[MATERIAL SUPPLIED — start]

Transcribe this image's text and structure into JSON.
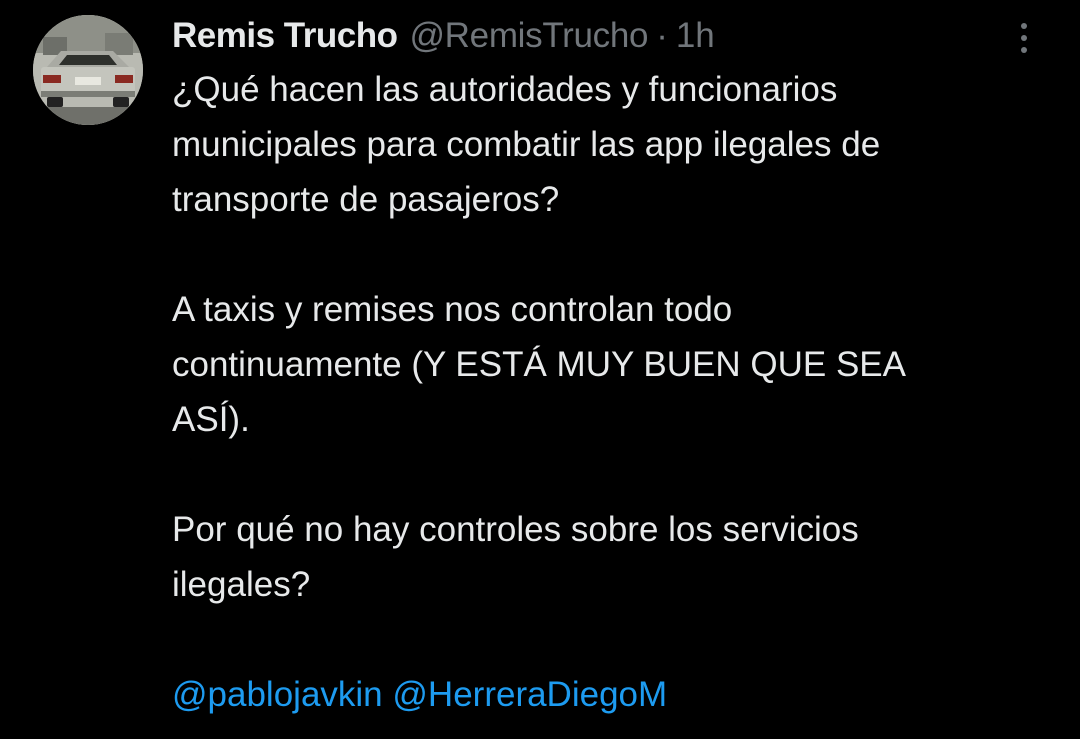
{
  "tweet": {
    "author": {
      "display_name": "Remis Trucho",
      "handle": "@RemisTrucho",
      "separator": "·",
      "time": "1h",
      "avatar_icon": "car-photo-avatar"
    },
    "more_icon": "more-vertical-icon",
    "paragraphs": [
      [
        "¿Qué hacen las autoridades y funcionarios",
        "municipales para combatir las app ilegales de",
        "transporte de pasajeros?"
      ],
      [
        "A taxis y remises nos controlan todo",
        "continuamente (Y ESTÁ MUY BUEN QUE SEA",
        "ASÍ)."
      ],
      [
        "Por qué no hay controles sobre los servicios",
        "ilegales?"
      ]
    ],
    "mentions": [
      "@pablojavkin",
      "@HerreraDiegoM"
    ]
  },
  "colors": {
    "background": "#000000",
    "text_primary": "#e7e9ea",
    "text_secondary": "#71767b",
    "link": "#1d9bf0"
  }
}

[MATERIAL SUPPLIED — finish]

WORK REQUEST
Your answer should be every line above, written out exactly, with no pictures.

EXPECTED ANSWER
Transcribe this image's text and structure into JSON.
{
  "tweet": {
    "author": {
      "display_name": "Remis Trucho",
      "handle": "@RemisTrucho",
      "separator": "·",
      "time": "1h",
      "avatar_icon": "car-photo-avatar"
    },
    "more_icon": "more-vertical-icon",
    "paragraphs": [
      [
        "¿Qué hacen las autoridades y funcionarios",
        "municipales para combatir las app ilegales de",
        "transporte de pasajeros?"
      ],
      [
        "A taxis y remises nos controlan todo",
        "continuamente (Y ESTÁ MUY BUEN QUE SEA",
        "ASÍ)."
      ],
      [
        "Por qué no hay controles sobre los servicios",
        "ilegales?"
      ]
    ],
    "mentions": [
      "@pablojavkin",
      "@HerreraDiegoM"
    ]
  },
  "colors": {
    "background": "#000000",
    "text_primary": "#e7e9ea",
    "text_secondary": "#71767b",
    "link": "#1d9bf0"
  }
}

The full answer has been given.